Employees Accuse Texas Attorney General of Criminal Offenses
On October 1, 2020, seven top aides of Texas Attorney General Ken Paxton sent a letter notifying their human resources director that they had contacted federal law enforcement authorities to request that their boss be investigated for potential crimes. The letter states that Paxton is being accused of bribery, abuse of office, and improper influence in his official capacity as the state’s highest-ranking lawyer.
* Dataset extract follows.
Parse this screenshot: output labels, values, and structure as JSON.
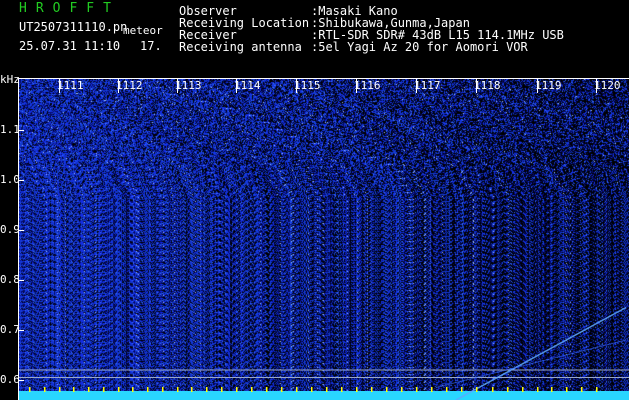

The letter did not provide any details of Paxton’s conduct that prompted the accusation, but it does claim that each aide “has knowledge of facts relevant to these potential offenses and has provided statements concerning those facts to the appropriate law enforcement.”
One of the letter’s signees is Jeff Mateer, the Attorney General’s first assistant, who resigned from his position on September 25, 2020. The other whistleblowers include Mateer’s deputy and five deputy attorneys general who oversee the divisions of civil litigation, policy, criminal investigations, administration, legal counsel, and civil litigation.
An October 3, 2020 statement from Attorney General Paxton’s office denied the accusations, asserting that they were made falsely to impede a criminal wrongdoing investigation that was already underway involving employees of his office.
Prior Legal Troubles for Paxton
Ken Paxton was first elected as Attorney General in 2014. He was arrested just months later in 2015 for three felony counts related to private business deals he made in 2011 and 2012 while holding a state legislator position.
Two first-degree securities fraud charges were the result of Paxton’s July 2011 attempts to sell stock on behalf of a privately held tech company, Servergy Inc. Indictments by a Collin County grand jury maintained that Paxton failed to notify stock buyers that he was compensated by Servergy with 100,000 shares of stock and that he claimed to have invested his own money in the McKinney-based company when he had not. These first-degree felonies carry a maximum prison sentence of 99 years, but numerous appeals have delayed the case. A trial date is yet to be set.
Paxton was also charged with a third-degree felony for failing to register with the Texas State Securities Board while he was soliciting investors for a North Texas financial services firm. This work was also omitted from the employment history section of his Texas Ethics Commission personal financial statements. The securities board reprimanded Paxton and fined him $1,000. He signed a disciplinary order without dispute.
Although his opponent focused on the indictments during the 2018 campaign, Paxton was re-elected for a second term. He continued to declare his innocence, calling the 2015 charges a political attack. He claims his actions were not illegal and that prosecutors stretched the definition of fraud beyond the intention of its meaning.
Rosenthal Kalabus & Therrian Fights Federal Charges
A conviction for public corruption comes with legal ramifications, embarrassment, and a tarnished reputation. It is important to act quickly if you are under investigation for or charged with a federal crime. The experienced and highly respected attorneys at Rosenthal Kalabus & Therrian can provide the sound, trustworthy legal guidance you need to protect your future. Call us today at (972) 369-0577 to schedule a confidential consultation.